Phillip Mayer raced to the other side of the basketball court to assist a player with a pivotal shot just before halftime.
The crowd cheered and coaches shouted out plays from the sidelines as the 10-year-old and his team went on to win the game 26-22.
Mayer loves sports, but his spinal muscular atrophy has forced him to use an electric wheelchair for most of his life.
The Howard Beach native is on the junior varsity team for the Henry Viscardi School, an educational institution for preschool-age children to adults who have severe physical disabilities.
“I just love the team because it gives me a chance to be with my friends,” Mayer said during halftime. “It really helps me socially.”
On Saturday, Mayer participated in the 21st annual Henry Viscardi Sportsmanship wheelchair basketball tournament in its gymnasium in Albertson as the culmination of the fall season. The Viscardi Cougars played against the Westchester School for Special Children and the Cerebral Palsy of Westchester school.
“He’s used to everyone doing things for him so when he’s on the court it teaches him to do everything on his own,” said Angela Mayer, Phillip’s mother. “At a regular school he wouldn’t be on the basketball team but here his life is totally normal.”
The coaches said they do not try to go easy on the players and make sure it stays a competitive sport.
“This is what life is. These kids aren’t being pampered, this is tough basketball,” said John Kemp, president and CEO of the Henry Viscardi School and Center. “I think that really teaches them a lot.”
The players use three hoops at 2 feet, 4 feet and 8 feet depending on their physical capabilities. Each player wore a different colored headband indicating the hoop level they used. Students can steal the basketball only from people with the same colored headband.
The coaches of the wheelchair league aim to teach the children more than just basketball techniques.
“This program has so many benefits because it gives them a sense of camaraderie, athleticism, school spirit and exposure to what is out there for a disabled individual,” said Joe Slaninka, head coach of the Viscardi Cougars junior varsity team. “It’s a great sense of accomplishment because people always tell them, ‘No you can’t do it,’ but this is something they can really go out and do well.”
Shaun Cardenas, assistant coach of the Viscardi junior varsity and varsity teams, said that students at the school often have trouble socializing because they can’t easily travel to each other’s homes.
“They don’t get the chance to be with friends all the time outside of the classroom, which is something we often take for granted,” said Cardenas. “Our practices are a large part of their hanging out time and this tournament brings them all together.”

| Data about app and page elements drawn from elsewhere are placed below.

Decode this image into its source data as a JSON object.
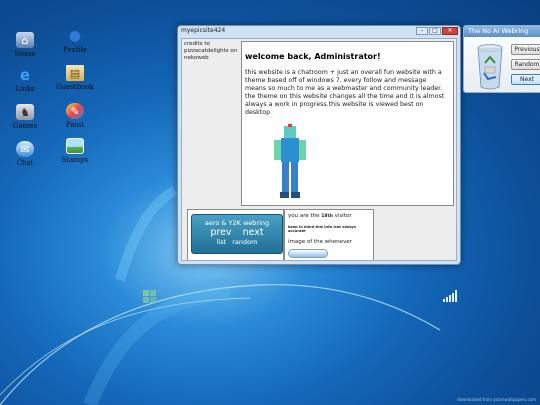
{
  "desktop": {
    "icons": [
      {
        "label": "Home",
        "icon": "home-icon"
      },
      {
        "label": "Links",
        "icon": "ie-links-icon"
      },
      {
        "label": "Games",
        "icon": "games-icon"
      },
      {
        "label": "Chat",
        "icon": "chat-icon"
      },
      {
        "label": "Profile",
        "icon": "profile-icon"
      },
      {
        "label": "Guestbook",
        "icon": "guestbook-icon"
      },
      {
        "label": "Paint",
        "icon": "paint-icon"
      },
      {
        "label": "Stamps",
        "icon": "stamps-icon"
      }
    ],
    "watermark": "downloaded from pcbmwallpapers.com"
  },
  "window": {
    "title": "myepicsite424",
    "controls": [
      "–",
      "□",
      "✕"
    ],
    "credits": "credits to pizzacatdelights on nekoweb",
    "heading": "welcome back, Administrator!",
    "body": "this website is a chatroom + just an overall fun website with a theme based off of windows 7. every follow and message means so much to me as a webmaster and community leader. the theme on this website changes all the time and it is almost always a work in progress.this website is viewed best on desktop",
    "webring": {
      "title": "aero & Y2K webring",
      "prev": "prev",
      "next": "next",
      "list": "list",
      "random": "random"
    },
    "visitor": {
      "prefix": "you are the",
      "count": "18th",
      "suffix": "visitor",
      "note": "keep in mind this info isnt always accurate",
      "image_caption": "image of the whenever"
    }
  },
  "gadget": {
    "title": "The No AI Webring",
    "buttons": [
      "Previous",
      "Random",
      "Next"
    ],
    "active": "Next"
  },
  "colors": {
    "accent": "#2a8ad8",
    "webring_button": "#1f6f97",
    "close_button": "#c9473f"
  }
}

Overall, the Henry Viscardi junior varsity and varsity teams took first place with the Westchester School for Special Children at second and the Cerebral Palsy School of Westchester at third.
“Winning isn’t the biggest thing here. I always tell my students to try their best and forget about the rest,” said Tony Bradley, head coach of the Westchester School for Special Children. “They really live for this game.”